PTWC created this animation using the progressive rupture described by Chlieh et al. (2007) as input for their experimental forecast model, RIFT (Wang et al., 2012). For the first 30 minutes of simulated time the animation is centered over the northern Indian Ocean and moves at 30x normal speed to show the details of the tsunami as generated by this progressive rupture. The animation then speeds up to 1800x normal speed (1 sec. = 30 minutes simulated time) to carry the simulation forward a full 24 hours while it also zooms out and rotates the virtual globe to show the entire Indian Ocean. The waves then fade to an "energy map" showing the maximum calculated tsunami heights on the open ocean, then fade again to a map of the maximum calculated tsunami heights on the impacted coastlines.

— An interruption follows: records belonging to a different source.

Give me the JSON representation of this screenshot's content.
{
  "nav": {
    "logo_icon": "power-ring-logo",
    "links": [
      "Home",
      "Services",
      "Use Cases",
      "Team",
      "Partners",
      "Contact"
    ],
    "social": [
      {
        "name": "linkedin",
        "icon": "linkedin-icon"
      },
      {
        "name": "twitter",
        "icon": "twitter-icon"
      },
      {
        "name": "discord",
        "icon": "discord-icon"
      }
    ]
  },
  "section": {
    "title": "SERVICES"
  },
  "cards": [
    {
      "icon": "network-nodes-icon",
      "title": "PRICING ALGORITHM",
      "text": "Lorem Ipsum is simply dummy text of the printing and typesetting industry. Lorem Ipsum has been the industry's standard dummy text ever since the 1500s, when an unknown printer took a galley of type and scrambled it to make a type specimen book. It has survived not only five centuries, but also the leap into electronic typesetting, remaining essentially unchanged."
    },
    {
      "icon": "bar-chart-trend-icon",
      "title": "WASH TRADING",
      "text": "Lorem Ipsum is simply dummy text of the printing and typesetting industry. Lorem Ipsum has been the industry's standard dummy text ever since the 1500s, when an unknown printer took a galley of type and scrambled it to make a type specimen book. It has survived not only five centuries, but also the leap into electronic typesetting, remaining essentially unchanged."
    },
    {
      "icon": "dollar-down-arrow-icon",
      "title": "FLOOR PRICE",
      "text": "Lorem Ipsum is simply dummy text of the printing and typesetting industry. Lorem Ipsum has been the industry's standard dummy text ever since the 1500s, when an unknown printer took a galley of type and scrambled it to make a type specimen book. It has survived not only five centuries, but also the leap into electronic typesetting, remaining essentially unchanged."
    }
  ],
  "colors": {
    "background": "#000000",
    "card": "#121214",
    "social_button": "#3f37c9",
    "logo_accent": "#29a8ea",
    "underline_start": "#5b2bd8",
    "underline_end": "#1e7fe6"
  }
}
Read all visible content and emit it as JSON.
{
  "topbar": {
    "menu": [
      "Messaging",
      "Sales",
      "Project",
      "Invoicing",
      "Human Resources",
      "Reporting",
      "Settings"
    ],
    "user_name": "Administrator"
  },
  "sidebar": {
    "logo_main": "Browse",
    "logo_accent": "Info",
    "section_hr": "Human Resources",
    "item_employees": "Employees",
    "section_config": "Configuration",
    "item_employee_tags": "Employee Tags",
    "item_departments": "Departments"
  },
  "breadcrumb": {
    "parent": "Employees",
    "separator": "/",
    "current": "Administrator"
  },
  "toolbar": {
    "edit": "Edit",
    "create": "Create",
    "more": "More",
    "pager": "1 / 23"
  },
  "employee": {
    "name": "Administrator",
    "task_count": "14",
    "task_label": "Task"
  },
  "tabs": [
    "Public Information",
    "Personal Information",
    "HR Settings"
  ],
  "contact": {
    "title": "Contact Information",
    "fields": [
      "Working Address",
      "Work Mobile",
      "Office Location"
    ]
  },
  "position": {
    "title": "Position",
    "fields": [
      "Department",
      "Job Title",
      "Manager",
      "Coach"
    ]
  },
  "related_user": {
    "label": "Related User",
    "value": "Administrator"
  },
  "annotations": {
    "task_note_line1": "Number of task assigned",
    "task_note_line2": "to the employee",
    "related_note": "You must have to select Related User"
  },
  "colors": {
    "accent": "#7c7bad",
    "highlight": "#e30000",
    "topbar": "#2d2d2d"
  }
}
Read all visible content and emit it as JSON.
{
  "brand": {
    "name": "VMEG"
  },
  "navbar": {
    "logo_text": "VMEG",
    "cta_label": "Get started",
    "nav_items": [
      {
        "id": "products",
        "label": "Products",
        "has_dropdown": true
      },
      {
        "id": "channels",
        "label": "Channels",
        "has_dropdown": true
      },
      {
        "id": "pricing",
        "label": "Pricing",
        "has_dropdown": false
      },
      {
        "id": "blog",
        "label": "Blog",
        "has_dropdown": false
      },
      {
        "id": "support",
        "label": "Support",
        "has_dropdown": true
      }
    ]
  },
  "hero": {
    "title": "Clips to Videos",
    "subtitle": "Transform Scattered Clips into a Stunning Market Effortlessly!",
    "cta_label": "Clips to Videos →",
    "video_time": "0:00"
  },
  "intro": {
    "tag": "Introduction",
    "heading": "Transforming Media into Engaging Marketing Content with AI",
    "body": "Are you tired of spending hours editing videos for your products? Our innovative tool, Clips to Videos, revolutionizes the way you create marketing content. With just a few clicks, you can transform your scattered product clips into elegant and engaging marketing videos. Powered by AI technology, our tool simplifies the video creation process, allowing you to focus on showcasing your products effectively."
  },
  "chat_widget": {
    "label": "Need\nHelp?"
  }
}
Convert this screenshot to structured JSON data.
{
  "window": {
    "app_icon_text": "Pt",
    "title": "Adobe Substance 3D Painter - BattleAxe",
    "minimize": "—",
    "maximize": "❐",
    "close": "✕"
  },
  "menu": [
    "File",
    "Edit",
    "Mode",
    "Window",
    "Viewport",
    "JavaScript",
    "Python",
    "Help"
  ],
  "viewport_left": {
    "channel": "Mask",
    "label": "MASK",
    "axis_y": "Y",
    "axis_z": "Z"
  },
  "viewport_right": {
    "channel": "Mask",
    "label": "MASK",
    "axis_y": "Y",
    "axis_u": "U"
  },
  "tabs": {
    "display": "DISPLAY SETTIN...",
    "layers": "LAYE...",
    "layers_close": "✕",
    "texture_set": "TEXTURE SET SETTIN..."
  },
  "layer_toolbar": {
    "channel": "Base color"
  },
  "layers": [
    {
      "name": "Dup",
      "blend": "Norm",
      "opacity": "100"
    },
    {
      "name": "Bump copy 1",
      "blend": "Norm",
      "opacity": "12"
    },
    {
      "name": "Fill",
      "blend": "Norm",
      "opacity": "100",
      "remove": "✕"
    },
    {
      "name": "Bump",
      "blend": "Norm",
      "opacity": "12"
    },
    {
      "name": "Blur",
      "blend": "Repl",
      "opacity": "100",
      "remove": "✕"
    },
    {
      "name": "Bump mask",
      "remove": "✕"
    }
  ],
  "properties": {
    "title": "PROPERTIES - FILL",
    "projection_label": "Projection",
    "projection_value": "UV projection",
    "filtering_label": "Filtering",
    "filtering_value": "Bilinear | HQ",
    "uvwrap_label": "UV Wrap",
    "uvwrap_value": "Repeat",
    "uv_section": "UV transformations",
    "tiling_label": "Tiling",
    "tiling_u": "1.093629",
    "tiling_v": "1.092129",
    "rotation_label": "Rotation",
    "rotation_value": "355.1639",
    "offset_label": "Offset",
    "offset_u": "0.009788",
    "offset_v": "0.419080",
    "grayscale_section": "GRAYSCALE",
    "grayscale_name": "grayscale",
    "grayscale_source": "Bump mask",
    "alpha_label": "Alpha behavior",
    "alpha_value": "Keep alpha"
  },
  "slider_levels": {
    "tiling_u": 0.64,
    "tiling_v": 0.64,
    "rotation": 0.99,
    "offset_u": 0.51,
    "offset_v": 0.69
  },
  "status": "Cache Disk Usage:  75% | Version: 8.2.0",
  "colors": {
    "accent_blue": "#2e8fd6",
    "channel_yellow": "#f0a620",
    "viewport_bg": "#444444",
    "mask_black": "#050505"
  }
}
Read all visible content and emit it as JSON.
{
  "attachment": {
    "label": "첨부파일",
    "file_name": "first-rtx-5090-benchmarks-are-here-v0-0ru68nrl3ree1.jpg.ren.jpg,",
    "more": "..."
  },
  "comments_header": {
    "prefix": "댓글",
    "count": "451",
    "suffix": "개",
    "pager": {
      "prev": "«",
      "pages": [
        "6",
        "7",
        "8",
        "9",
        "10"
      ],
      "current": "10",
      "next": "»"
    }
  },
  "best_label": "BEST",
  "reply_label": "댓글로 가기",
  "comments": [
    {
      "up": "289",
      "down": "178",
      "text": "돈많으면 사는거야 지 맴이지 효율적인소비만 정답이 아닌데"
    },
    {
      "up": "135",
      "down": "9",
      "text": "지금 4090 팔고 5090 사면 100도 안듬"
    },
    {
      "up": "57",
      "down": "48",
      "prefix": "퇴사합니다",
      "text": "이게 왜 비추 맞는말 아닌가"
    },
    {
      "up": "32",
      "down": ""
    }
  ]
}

Chlieh, M., Avouac, J., Hjorleifsdottir, V., Song, T.A., Ji, C., Sieh, K., Sladen, A., Hebert, H., Prawirodirdjo, L., Bock., Y., & Galetzka, J. (2007) "Coseismic Slip and Afterslip of the Great Mw 9.15 Sumatra--Andaman Earthquake of 2004." Bulletin of the Seismological Society of America, 97 (1A), S152--S173, DOI: 10.1785/0120050631
Wang, D., N.C. Becker, D. Walsh, G.J. Fryer, S.A. Weinstein, C.S. McCreery, V. Sardiña, V. Hsu, B.F. Hirshorn, G.P. Hayes, Z. Duputel, L. Rivera, H. Kanamori, K.K. Koyanagi, and B. Shiro (2012) "Real-time Forecasting of the April 11, 2012 Sumatra Tsunami" Geophysical Research Letters, 39, 6 pp., DOI: 10.1029/2012GL053081